    The other two might be Dies Irae and Lacrimosa from Requiem. I heard the Requiem on the same Vienna trip as the Mass in E flat, only it was smalish mixed adult choir and the Karlkirche which hosted the event had a little too much echo for my taste. I'm going to listen it also by a local (Finnish) choir called Cantores Minores in october. Hopefully its at least partly as good as the WSK version in my CD.

  4. Hi _r2_,
    thanks for the nice compliment.
    I know what you mean about the WSK version of Insanae Et Vanae Curae from the film. Wasn't it great to see the boys dressed in period costumes? They looked and sounded great.

    If you are trying to make me jealous with tales about seeing WSK in their own chapel, it's working.

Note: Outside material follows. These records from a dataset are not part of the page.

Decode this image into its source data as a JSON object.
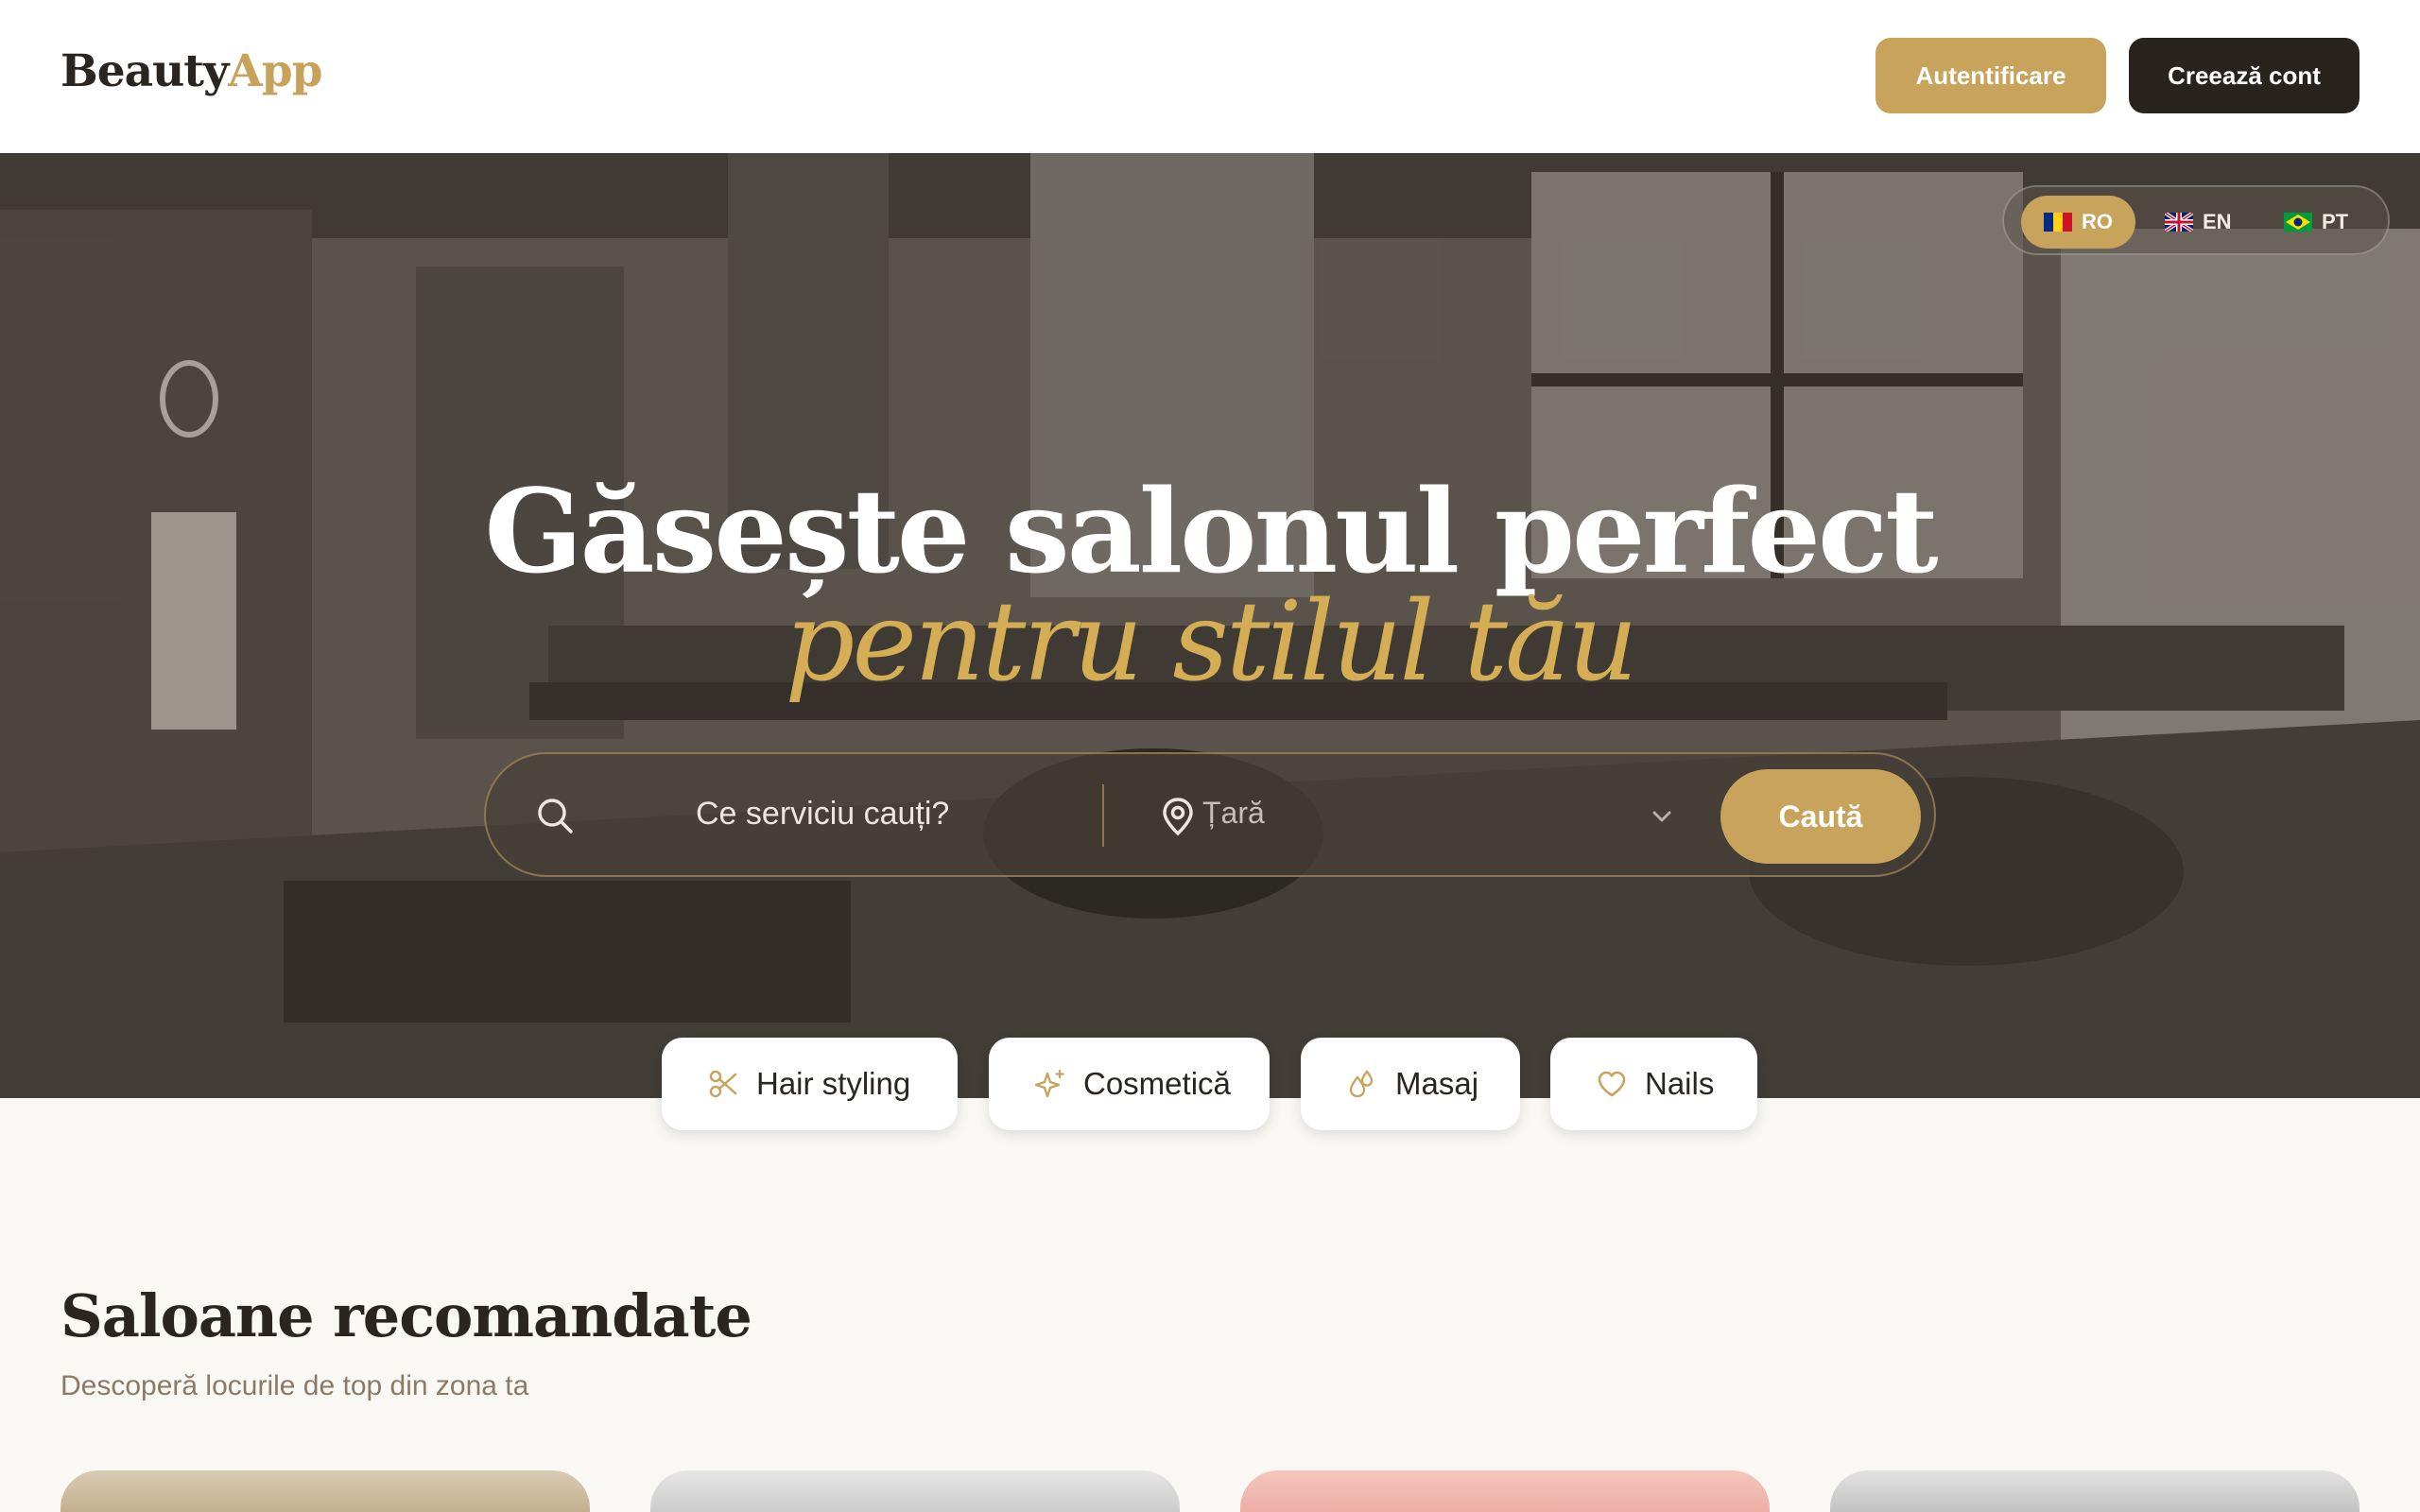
{
  "header": {
    "logo_part1": "Beauty",
    "logo_part2": "App",
    "login_label": "Autentificare",
    "signup_label": "Creează cont"
  },
  "languages": [
    {
      "code": "RO",
      "active": true
    },
    {
      "code": "EN",
      "active": false
    },
    {
      "code": "PT",
      "active": false
    }
  ],
  "hero": {
    "title_line1": "Găsește salonul perfect",
    "title_line2": "pentru stilul tău"
  },
  "search": {
    "service_placeholder": "Ce serviciu cauți?",
    "location_placeholder": "Țară",
    "button_label": "Caută"
  },
  "categories": [
    {
      "label": "Hair styling",
      "icon": "scissors-icon"
    },
    {
      "label": "Cosmetică",
      "icon": "sparkles-icon"
    },
    {
      "label": "Masaj",
      "icon": "droplets-icon"
    },
    {
      "label": "Nails",
      "icon": "heart-icon"
    }
  ],
  "recommended": {
    "title": "Saloane recomandate",
    "subtitle": "Descoperă locurile de top din zona ta"
  },
  "colors": {
    "accent": "#c7a35c",
    "dark": "#29231e",
    "background": "#faf8f5"
  }
}
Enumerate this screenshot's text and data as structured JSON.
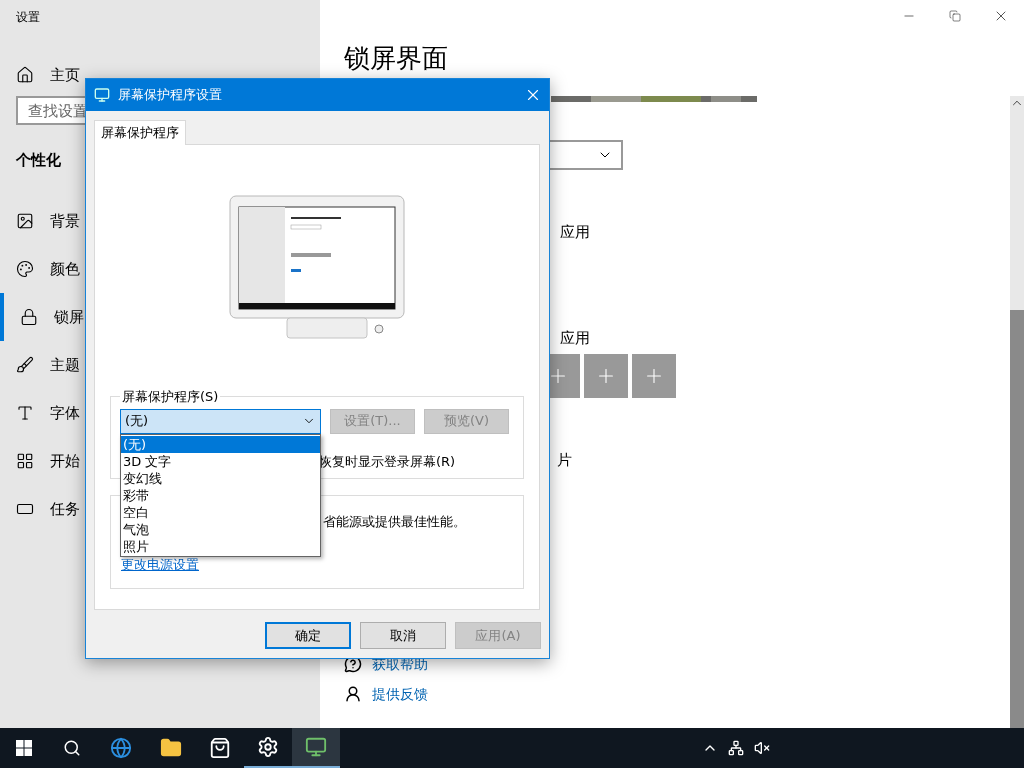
{
  "settings_window": {
    "title": "设置",
    "home": "主页",
    "search_placeholder": "查找设置",
    "section": "个性化",
    "nav": [
      {
        "label": "背景",
        "selected": false
      },
      {
        "label": "颜色",
        "selected": false
      },
      {
        "label": "锁屏",
        "selected": true
      },
      {
        "label": "主题",
        "selected": false
      },
      {
        "label": "字体",
        "selected": false
      },
      {
        "label": "开始",
        "selected": false
      },
      {
        "label": "任务",
        "selected": false
      }
    ],
    "page_title": "锁屏界面",
    "label_1": "应用",
    "label_2": "应用",
    "label_3": "片",
    "links": [
      {
        "label": "获取帮助",
        "kind": "help"
      },
      {
        "label": "提供反馈",
        "kind": "feedback"
      }
    ]
  },
  "dialog": {
    "title": "屏幕保护程序设置",
    "tabs": [
      {
        "label": "屏幕保护程序",
        "selected": true
      }
    ],
    "group_label": "屏幕保护程序(S)",
    "combo": {
      "value": "(无)",
      "expanded": true
    },
    "options": [
      {
        "label": "(无)",
        "selected": true
      },
      {
        "label": "3D 文字",
        "selected": false
      },
      {
        "label": "变幻线",
        "selected": false
      },
      {
        "label": "彩带",
        "selected": false
      },
      {
        "label": "空白",
        "selected": false
      },
      {
        "label": "气泡",
        "selected": false
      },
      {
        "label": "照片",
        "selected": false
      }
    ],
    "side_buttons": [
      {
        "label": "设置(T)...",
        "disabled": true
      },
      {
        "label": "预览(V)",
        "disabled": true
      }
    ],
    "checkbox_text": "恢复时显示登录屏幕(R)",
    "power_text": "省能源或提供最佳性能。",
    "power_link": "更改电源设置",
    "footer_buttons": [
      {
        "label": "确定",
        "kind": "default",
        "disabled": false
      },
      {
        "label": "取消",
        "kind": "normal",
        "disabled": false
      },
      {
        "label": "应用(A)",
        "kind": "normal",
        "disabled": true
      }
    ]
  }
}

That's must have been a great time, especially getting to see little Hibiki.

    My favorite version of Dies Irae is the one from Silk Road. I've never heard it done so dramatically. Those big drums add a lot of power to the piece.

  5. Hi,

    Didn't mean to make you jealous, but now that you are only way to cure the jealousness is to travel to Europe yourself.

    I'm lucky to live in the same continet as many of the great choirs. Unlucky though, because I live in the far corner of that continent (northern Finland).

    Fortunately there are some budget airlines in Europe, and I travel pretty much. Now that I have found this new hobby in boychoirs (as you have) I try to include concerts in my trips whenever possible. Actually I first saw WSK in Napa, California durring my holiday trip. So we both were long way from home. Maybe London should be next, Kings choir has been on my list a long time. I also have a friend working in München, so maybe I visit him and see the Tölzer boys.

    If you (or anyone else) ever happen to go to Vienna, remember to book the tickets in chapel well in advance (you can send them email). The chapel is build pretty strangely, so there is actually only like 10-20 seats where you can see the choir properly.

    I specifically asked seats where I could see the choir, so my places were located in separate room with big windows in the thick fall facing to the chappel. My seats were in the left side of the window and the organ loft where the boys sang was also on the left side. Fortunately they had thought of that and there was a mirror installed in the window wall through which I could see the choir and actually had a pretty good view. The places could't have been that bad, because mr. Wirth, the artistic director of WSK was sitting in front of me in the VIP seats right by the window.

    Keep on blogging!